Danish developer IO Interactive made a name for itself over two decades ago when it released Hitman: Codename 47, the first in a long line of games starring everyone’s favorite sardonic assassin with a barcode tattooed on the back of his bald head. The series has spawned over half a dozen games, two major motion pictures, and lots of commercial success and critical acclaim.
Now, however, with the most recent Hitman game trilogy completed and all folded together under the Hitman: World of Assassination umbrella, IO Interactive is moving on to two other projects: a James Bond 007 game – of which little is known about so far – as well as a new online fantasy-RPG, which looks like it will come after Bond and we know even less about. Hitman, the studio says, is on hiatus for now.
All of this preamble is to set up what I’m about to say, and that is this: Microsoft, if it isn’t already, should be taking a long, hard look at IO Interactive as its next potential acquisition target – regardless of whether or not the Activision-Blizzard deal is approved by regulators, but especially if it isn’t. The fact is, there aren’t a lot of independent AAA game development studios left on the market. Embracer Group bought Gearbox (and a whole bunch of others), Sony took Bungie off the market, Microsoft has spent the past several years acquiring the likes of Obsidian, inXile, and Playground, etc.
To be fair, IO’s prowess outside of Hitman is, for now, relatively unproven. The original Xbox third-person strategy shooter Freedom Fighters was awesome, but that was a long time ago. The two Kane & Lynch games were also a long time ago, and they weren’t awesome. However, the studio seems like the perfect fit for James Bond, and if it works, that could develop into a long-term partnership with the licensor. The online fantasy-RPG is more of a wild card, but it’s so different from anything the studio has ever done that it’s bound to be, at the very least, a project that has creatively energized the IO team.

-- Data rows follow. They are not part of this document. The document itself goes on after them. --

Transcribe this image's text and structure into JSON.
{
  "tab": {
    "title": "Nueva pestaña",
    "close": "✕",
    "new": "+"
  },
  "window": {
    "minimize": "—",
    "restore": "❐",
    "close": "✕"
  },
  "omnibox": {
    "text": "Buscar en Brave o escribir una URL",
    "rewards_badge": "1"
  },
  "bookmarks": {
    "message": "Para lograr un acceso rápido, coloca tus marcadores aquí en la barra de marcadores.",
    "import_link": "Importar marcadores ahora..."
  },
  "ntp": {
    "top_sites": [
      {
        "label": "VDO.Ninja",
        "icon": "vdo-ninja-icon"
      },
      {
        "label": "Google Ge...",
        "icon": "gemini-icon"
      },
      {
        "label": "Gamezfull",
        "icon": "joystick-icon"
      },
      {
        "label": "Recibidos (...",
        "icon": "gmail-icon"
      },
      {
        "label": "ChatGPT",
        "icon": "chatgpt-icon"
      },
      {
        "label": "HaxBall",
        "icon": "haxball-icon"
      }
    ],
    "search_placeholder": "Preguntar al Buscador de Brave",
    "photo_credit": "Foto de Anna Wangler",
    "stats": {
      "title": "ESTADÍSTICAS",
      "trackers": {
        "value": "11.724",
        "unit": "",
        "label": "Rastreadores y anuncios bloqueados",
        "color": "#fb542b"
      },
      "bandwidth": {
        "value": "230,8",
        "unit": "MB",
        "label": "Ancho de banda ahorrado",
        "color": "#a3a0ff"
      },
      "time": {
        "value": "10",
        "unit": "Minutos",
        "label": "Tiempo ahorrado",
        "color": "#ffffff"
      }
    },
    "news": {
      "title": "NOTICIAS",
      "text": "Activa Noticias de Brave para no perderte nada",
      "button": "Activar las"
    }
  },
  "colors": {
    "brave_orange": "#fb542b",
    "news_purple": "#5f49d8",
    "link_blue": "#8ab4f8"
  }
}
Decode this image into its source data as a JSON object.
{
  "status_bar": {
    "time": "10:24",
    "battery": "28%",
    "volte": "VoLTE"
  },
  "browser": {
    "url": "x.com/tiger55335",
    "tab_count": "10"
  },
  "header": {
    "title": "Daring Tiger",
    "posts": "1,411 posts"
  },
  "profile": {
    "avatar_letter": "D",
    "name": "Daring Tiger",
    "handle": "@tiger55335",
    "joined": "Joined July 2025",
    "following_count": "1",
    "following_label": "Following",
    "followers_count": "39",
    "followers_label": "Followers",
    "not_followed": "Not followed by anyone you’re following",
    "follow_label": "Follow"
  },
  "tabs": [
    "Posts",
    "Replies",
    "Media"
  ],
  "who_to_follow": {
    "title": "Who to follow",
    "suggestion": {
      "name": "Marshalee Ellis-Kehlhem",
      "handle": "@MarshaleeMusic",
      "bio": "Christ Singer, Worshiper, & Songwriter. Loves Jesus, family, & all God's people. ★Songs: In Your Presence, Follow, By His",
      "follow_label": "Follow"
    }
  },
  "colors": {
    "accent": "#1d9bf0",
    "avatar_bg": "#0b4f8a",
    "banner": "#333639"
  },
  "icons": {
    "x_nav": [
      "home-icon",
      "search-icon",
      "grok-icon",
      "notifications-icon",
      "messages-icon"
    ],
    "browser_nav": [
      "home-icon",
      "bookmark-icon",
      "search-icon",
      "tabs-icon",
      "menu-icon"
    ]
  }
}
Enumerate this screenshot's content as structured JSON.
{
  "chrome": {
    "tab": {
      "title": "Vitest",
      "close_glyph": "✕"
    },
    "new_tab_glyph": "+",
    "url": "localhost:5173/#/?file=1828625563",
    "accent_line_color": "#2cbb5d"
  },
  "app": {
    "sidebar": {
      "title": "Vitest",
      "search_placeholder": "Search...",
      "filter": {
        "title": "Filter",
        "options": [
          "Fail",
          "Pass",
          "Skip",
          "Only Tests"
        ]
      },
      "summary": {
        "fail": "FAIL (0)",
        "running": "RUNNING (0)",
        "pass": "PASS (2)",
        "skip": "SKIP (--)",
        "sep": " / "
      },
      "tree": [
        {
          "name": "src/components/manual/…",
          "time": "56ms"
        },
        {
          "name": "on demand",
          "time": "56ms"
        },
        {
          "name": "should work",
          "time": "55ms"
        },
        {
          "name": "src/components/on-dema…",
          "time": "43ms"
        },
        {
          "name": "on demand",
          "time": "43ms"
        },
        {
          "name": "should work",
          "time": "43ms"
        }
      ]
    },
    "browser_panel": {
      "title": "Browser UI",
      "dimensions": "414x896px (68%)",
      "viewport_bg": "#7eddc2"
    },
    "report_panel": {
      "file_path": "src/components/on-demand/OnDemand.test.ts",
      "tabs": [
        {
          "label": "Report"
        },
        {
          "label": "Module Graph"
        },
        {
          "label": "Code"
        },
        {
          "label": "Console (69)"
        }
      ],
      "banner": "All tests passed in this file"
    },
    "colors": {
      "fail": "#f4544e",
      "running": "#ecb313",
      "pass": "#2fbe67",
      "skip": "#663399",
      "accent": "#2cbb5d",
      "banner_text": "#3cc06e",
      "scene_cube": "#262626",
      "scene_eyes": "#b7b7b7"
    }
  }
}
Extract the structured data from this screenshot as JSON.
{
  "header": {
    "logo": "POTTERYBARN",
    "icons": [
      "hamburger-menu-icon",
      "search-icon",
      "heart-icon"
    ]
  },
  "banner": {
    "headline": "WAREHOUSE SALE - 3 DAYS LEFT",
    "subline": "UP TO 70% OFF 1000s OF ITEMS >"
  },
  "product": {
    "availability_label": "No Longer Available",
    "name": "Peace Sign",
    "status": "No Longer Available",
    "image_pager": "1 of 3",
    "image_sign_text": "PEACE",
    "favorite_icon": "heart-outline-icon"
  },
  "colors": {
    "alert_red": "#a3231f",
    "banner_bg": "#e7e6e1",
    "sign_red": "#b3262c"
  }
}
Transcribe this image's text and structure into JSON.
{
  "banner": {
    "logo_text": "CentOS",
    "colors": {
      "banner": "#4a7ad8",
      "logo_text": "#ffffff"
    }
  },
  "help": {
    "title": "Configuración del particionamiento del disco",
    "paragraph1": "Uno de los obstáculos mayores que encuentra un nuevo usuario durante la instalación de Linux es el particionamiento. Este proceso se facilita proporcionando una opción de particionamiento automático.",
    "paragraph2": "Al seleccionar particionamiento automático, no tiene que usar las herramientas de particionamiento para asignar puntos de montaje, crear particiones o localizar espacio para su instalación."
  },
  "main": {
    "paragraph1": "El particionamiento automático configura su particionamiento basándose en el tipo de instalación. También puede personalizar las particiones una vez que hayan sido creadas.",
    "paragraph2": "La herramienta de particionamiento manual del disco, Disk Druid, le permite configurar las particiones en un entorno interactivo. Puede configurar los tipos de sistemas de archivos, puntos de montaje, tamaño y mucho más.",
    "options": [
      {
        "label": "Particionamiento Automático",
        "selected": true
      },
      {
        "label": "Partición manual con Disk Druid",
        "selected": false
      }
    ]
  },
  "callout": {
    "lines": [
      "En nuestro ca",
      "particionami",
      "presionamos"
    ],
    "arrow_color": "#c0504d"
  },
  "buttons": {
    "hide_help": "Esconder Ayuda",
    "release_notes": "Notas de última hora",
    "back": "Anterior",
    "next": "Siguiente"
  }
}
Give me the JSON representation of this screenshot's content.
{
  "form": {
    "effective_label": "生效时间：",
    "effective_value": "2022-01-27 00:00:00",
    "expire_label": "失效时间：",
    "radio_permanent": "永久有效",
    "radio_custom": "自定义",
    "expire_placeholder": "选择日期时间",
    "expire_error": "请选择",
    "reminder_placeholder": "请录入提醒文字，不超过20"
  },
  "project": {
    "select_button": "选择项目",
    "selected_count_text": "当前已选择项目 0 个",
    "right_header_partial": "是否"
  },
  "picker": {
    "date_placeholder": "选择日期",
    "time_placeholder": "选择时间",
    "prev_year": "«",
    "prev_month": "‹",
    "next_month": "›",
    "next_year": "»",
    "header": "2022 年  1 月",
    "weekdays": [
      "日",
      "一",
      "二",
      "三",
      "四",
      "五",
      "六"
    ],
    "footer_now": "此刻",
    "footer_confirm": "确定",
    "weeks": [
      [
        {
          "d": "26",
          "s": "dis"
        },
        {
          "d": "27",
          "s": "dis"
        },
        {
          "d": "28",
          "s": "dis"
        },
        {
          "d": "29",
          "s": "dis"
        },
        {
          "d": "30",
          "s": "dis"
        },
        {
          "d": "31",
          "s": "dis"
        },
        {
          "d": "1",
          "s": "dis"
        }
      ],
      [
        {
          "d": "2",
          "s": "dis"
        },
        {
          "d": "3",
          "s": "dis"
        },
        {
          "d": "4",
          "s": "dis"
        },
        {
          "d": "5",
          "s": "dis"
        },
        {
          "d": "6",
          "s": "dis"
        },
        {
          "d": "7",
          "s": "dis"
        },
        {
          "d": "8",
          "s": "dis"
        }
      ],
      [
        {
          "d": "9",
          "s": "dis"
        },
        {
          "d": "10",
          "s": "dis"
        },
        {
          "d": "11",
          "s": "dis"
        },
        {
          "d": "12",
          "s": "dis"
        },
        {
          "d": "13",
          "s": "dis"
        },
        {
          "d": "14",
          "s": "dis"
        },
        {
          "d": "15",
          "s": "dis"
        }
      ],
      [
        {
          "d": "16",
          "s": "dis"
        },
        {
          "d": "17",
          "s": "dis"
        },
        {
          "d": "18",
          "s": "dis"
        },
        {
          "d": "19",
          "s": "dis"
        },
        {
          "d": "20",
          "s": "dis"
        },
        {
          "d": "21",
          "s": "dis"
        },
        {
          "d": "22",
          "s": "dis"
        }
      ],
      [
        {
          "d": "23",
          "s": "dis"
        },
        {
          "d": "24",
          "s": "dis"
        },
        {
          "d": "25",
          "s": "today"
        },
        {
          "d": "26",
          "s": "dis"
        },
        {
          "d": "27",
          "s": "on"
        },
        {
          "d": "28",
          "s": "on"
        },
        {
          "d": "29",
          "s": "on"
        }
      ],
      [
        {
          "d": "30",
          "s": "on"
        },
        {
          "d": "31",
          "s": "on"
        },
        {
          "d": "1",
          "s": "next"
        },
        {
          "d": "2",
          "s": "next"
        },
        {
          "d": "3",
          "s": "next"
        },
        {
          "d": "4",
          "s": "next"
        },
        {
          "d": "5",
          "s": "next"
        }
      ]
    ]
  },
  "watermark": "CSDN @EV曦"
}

As such, I’m not sure there’s a better bang-for-your-buck acquisition target out there than IO. Of course, that’s if they even want to be bought. They were owned by Eidos Interactive (later Square Enix) for many, many years, but the studio eventually negotiated its independence. That it has not only survived but thrived in the years since speaks to a well-managed organization. Microsoft would be wise to snap them up – again, if the studio is even willing to sit down at the negotiating table – and add hundreds of talented developers as well as one proven franchise (in a genre Xbox currently has no presence in), one potentially huge licensed game that could be to Xbox what Goldeneye was to Nintendo, and one fantasy-RPG that, well…OK, I guess Xbox already has plenty of in-house RPG talent. But hey, too much is never enough, right?
No doubt Phil Spencer has already picked up the phone and called IO Interactive at some point, but on the off chance he hasn’t, I certainly hope he will. I’m hard-pressed to think of a more talented studio that’s capable of delivering AAA success that’s not already been gobbled up by some other larger publisher or investment group. I suppose we’ll have to wait and see what happens with the Activision-Blizzard situation first, but after that, I look forward to seeing what Microsoft does next.
Ryan McCaffrey is IGN’s executive editor of previews and host of both IGN’s weekly Xbox show, Podcast Unlocked, as well as our monthly(-ish) interview show, IGN Unfiltered. He’s a North Jersey guy, so it’s “Taylor ham,” not “pork roll.” Debate it with him on Twitter at @DMC_Ryan.
Go to Source
Author: Alex Simmons